When I spoke to him at the International Festival of Business in Liverpool, Trade and Investment Minister Lord Livingstone said that emphasis was being placed on “rebalancing the economy” in favour of sectors such as manufacturing. But this is a structural change that will take a generation. It’s not about forgetting financial services, or the service sector in general, because they are important. But it’s about having a manufacturing policy and investment policies that support growth in the regions and over the long term.
Again, I think we need to take our lead from mid-sized German businesses. They might be a bit more boring, because they take a long-term view and don’t tend to be on the public markets, but they have more influence.
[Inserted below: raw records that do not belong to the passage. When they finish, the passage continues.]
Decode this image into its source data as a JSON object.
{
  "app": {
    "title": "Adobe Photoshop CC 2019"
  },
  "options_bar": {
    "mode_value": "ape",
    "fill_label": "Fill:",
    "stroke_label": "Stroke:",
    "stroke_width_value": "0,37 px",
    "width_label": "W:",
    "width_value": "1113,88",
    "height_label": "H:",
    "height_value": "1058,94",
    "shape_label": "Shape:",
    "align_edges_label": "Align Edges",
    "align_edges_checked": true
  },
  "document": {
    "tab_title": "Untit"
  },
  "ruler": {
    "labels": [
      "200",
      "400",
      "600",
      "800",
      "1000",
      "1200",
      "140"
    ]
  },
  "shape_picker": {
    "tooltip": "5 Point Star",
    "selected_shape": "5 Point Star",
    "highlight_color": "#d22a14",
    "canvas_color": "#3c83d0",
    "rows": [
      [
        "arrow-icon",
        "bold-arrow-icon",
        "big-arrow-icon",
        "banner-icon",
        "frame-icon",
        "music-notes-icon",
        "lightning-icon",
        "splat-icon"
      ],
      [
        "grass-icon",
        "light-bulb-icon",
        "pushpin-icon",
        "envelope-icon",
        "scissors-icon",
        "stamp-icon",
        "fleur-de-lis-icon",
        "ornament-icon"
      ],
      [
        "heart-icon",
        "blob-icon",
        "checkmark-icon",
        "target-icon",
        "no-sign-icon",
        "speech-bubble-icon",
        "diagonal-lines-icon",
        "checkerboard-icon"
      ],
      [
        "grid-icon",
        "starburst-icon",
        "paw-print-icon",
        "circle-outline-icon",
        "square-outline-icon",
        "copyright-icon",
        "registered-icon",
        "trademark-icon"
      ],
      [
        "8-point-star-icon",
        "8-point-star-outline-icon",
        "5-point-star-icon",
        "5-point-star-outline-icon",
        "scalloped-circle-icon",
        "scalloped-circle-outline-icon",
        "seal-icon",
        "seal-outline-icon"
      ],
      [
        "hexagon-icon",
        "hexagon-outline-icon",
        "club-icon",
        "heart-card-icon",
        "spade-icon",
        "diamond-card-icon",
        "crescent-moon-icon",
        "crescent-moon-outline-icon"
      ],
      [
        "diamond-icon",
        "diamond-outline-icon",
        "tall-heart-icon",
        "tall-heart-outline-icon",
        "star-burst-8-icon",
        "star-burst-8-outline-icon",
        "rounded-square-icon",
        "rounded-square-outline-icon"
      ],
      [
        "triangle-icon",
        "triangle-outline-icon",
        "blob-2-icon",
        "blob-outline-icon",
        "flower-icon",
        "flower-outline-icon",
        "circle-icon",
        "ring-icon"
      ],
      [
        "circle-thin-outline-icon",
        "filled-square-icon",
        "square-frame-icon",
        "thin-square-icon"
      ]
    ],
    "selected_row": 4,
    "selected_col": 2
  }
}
One of the things I’d like to see is more help and incentives for mid-sized companies to train and invest in their staff. There’s plenty of assistance available for startups – and rightly so – but the best mid-market businesses with the potential to grow their people and their companies should be in line to benefit as well.
Export finance is another important area. The government talks about the “global race”, but if we are to compete and be successful in new markets overseas, more should be done. We’re currently developing a business in the Middle East, but it’s politically risky and we really need government-backed credit insurance at a reasonable cost. Tax incentives or capital allowance incentives on investment into products for overseas markets would be welcome too.
But mid-sized businesses can help themselves. For a couple of years now, we’ve been connecting and collaborating as part of a local business network of around 120 companies. People share ideas, talk and create a business-friendly environment. I think that’s where a lot of the best learning comes from because you see something in your neighbour’s business and you can use it in your own environment. That’s something that all of us in the business community must do more.
James Watt and Andrew Graham were talking to Edwin Smith